I recently learned about Orchestral Tools and their collections of virtual instruments and was amazed to hear the pristine quality of their samples. There are many new things in the mockup market, but it’s still a challenge to make things sound realistic. Normally, if you are building a virtual full orchestra, at the moment you start mixing all the different instruments the final result doesn’t sound like a real orchestra texture. That’s because their samples were all recorded separately and they don’t blend in time and space as they should. However, if you are using recorded chords, then you can have a more realistic texture, and that’s the case with Layers.
Layers is a free pack by Orchestral Tools that runs in their Sine Player plugin. You can select full orchestra, woodwinds, brass and strings.
I was very impressed to see that this was free, and I was expecting some limitations. Indeed, you can only have 3 types of chords (Major, Minor, Sus4)–why the heck did they leave out the diminished and augmented chords?!
Anyway, it can still be useful for some small jobs or even for some compositional experiments, so I thought I could have a go at making something with it. However, there was another thing annoying me: Layers doesn’t provide the score notes for the chords. For a composer that’s the most important thing! How could I notate my experiments with these materials?
To sort this out, I used some spectrum analysis software (and my ear) and here are all the C chord voicings:
If you play C2, you get the first chord. C3, the next, etc. There are 6 voicings/inversions for each chord. This applies to all ensembles. If you choose strings, it’s quite clear what notes the instruments are playing. But if you choose to use a full orchestra or another ensemble, then if you change inversions some instruments will appear in certain voicings whereas others will disappear. So still, if I wanted to notate in a score sheet every single instrument that was used, it wouldn’t be easy to make it accurate.
I wrote a short compositional cliché to see how this could be notated. Here is the score and audio:
To make this sort of score match the audio (produced in Reaper) was quite time-consuming because I had to go through the ‘ chord codes’ (C3=chord1, C4=chord2, etc.) and transpose them to the root notes I needed. I wouldn’t write a full piece through this method. Still, considering the high quality of the recording I think it’s worth it to have Layers in my set of production tools. Not to mention that the VST works fine with Max MSP, which means it is possible to make something more interactive with orchestral sounds (or even create a better method for automatic transcribing the voicings to MIDI).

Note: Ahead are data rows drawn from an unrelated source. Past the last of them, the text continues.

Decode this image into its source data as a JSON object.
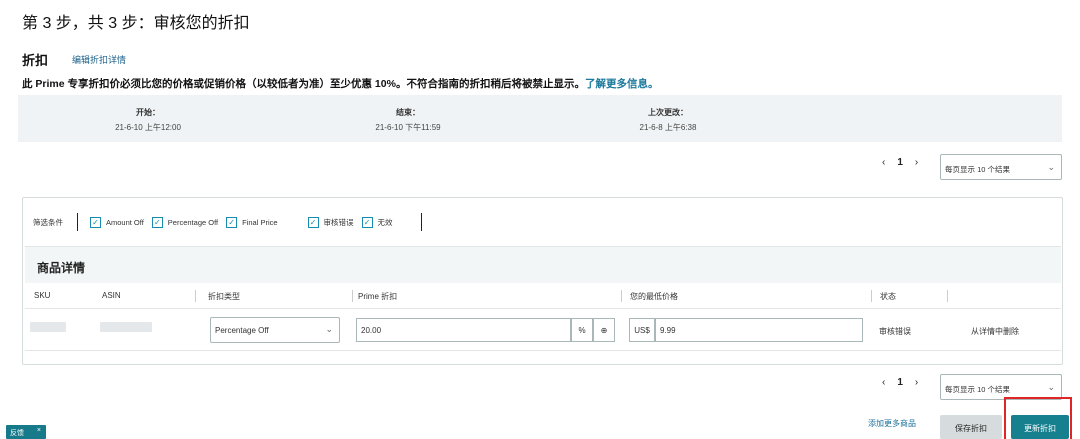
{
  "page": {
    "step_title": "第 3 步，共 3 步：审核您的折扣",
    "section_title": "折扣",
    "edit_link": "编辑折扣详情",
    "notice_text": "此 Prime 专享折扣价必须比您的价格或促销价格（以较低者为准）至少优惠 10%。不符合指南的折扣稍后将被禁止显示。",
    "notice_link": "了解更多信息。"
  },
  "dates": [
    {
      "label": "开始：",
      "value": "21-6-10 上午12:00"
    },
    {
      "label": "结束：",
      "value": "21-6-10 下午11:59"
    },
    {
      "label": "上次更改：",
      "value": "21-6-8 上午6:38"
    }
  ],
  "pager_top": {
    "prev": "‹",
    "page": "1",
    "next": "›",
    "per_page": "每页显示 10 个结果"
  },
  "pager_bottom": {
    "prev": "‹",
    "page": "1",
    "next": "›",
    "per_page": "每页显示 10 个结果"
  },
  "filters": {
    "label": "筛选条件",
    "items": [
      "Amount Off",
      "Percentage Off",
      "Final Price",
      "审核错误",
      "无效"
    ]
  },
  "products": {
    "title": "商品详情",
    "columns": [
      "SKU",
      "ASIN",
      "折扣类型",
      "Prime 折扣",
      "您的最低价格",
      "状态"
    ],
    "rows": [
      {
        "discount_type": "Percentage Off",
        "prime_discount": "20.00",
        "unit": "%",
        "currency": "US$",
        "min_price": "9.99",
        "status": "审核错误",
        "action": "从详情中删除"
      }
    ]
  },
  "buttons": {
    "add_more": "添加更多商品",
    "save": "保存折扣",
    "update": "更新折扣"
  },
  "feedback": {
    "label": "反馈",
    "close": "×"
  },
  "colors": {
    "accent": "#16808f",
    "highlight": "#e02525"
  }
}
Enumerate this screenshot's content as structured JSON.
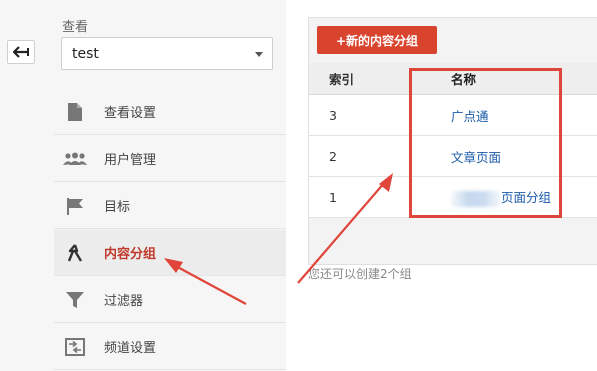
{
  "sidebar": {
    "view_label": "查看",
    "view_select_value": "test",
    "items": [
      {
        "label": "查看设置",
        "icon": "document-icon"
      },
      {
        "label": "用户管理",
        "icon": "users-icon"
      },
      {
        "label": "目标",
        "icon": "flag-icon"
      },
      {
        "label": "内容分组",
        "icon": "content-grouping-icon",
        "active": true
      },
      {
        "label": "过滤器",
        "icon": "filter-icon"
      },
      {
        "label": "频道设置",
        "icon": "channel-settings-icon"
      }
    ]
  },
  "main": {
    "new_button_label": "+新的内容分组",
    "table": {
      "headers": [
        "索引",
        "名称"
      ],
      "rows": [
        {
          "index": "3",
          "name": "广点通"
        },
        {
          "index": "2",
          "name": "文章页面"
        },
        {
          "index": "1",
          "name": "页面分组"
        }
      ]
    },
    "hint": "您还可以创建2个组"
  },
  "colors": {
    "accent": "#d9442e",
    "link": "#1a5aa8",
    "annotation": "#e0453a"
  }
}
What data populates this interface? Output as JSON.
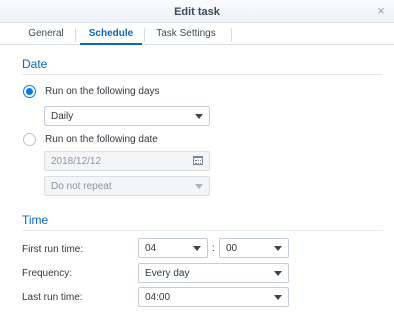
{
  "window": {
    "title": "Edit task",
    "close_glyph": "×"
  },
  "tabs": [
    {
      "label": "General"
    },
    {
      "label": "Schedule"
    },
    {
      "label": "Task Settings"
    }
  ],
  "date_section": {
    "heading": "Date",
    "option_days": {
      "label": "Run on the following days",
      "selected": true
    },
    "days_select": {
      "value": "Daily"
    },
    "option_date": {
      "label": "Run on the following date",
      "selected": false
    },
    "date_input": {
      "value": "2018/12/12"
    },
    "repeat_select": {
      "value": "Do not repeat"
    }
  },
  "time_section": {
    "heading": "Time",
    "first_run": {
      "label": "First run time:",
      "hour": "04",
      "separator": ":",
      "minute": "00"
    },
    "frequency": {
      "label": "Frequency:",
      "value": "Every day"
    },
    "last_run": {
      "label": "Last run time:",
      "value": "04:00"
    }
  },
  "colors": {
    "accent": "#0b69b8",
    "radio_active": "#0b7ad6"
  }
}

Another thing worth mentioning is that there is a control of dynamics via the Sine player. However, I couldn’t find any instructions or figure out how it works. It is super weird that there is a button for piano and forte, but both can be selected at once. Does that make it mf? No. I wish they could explain this better or have a mouse-over popup with instructions. The design is not very intuitive.
Despite all the problems, I still felt tempted to explore other of their products such as their Berlin Symphonic Strings pack. The quality seems supreme and it’s not limited to chords, meaning you can have full lines of violins, etc. The only issue is the price: 549 euros. How can a composer afford that?! And that’s one of their cheapest options, only including strings. Unless you are a Hollywood well-paid composer, I don’t think this is viable, especially for those like me who mainly compose contemporary music.
Overall, I hope in future they will provide score sheets, explain how the dynamics work and make more free packs.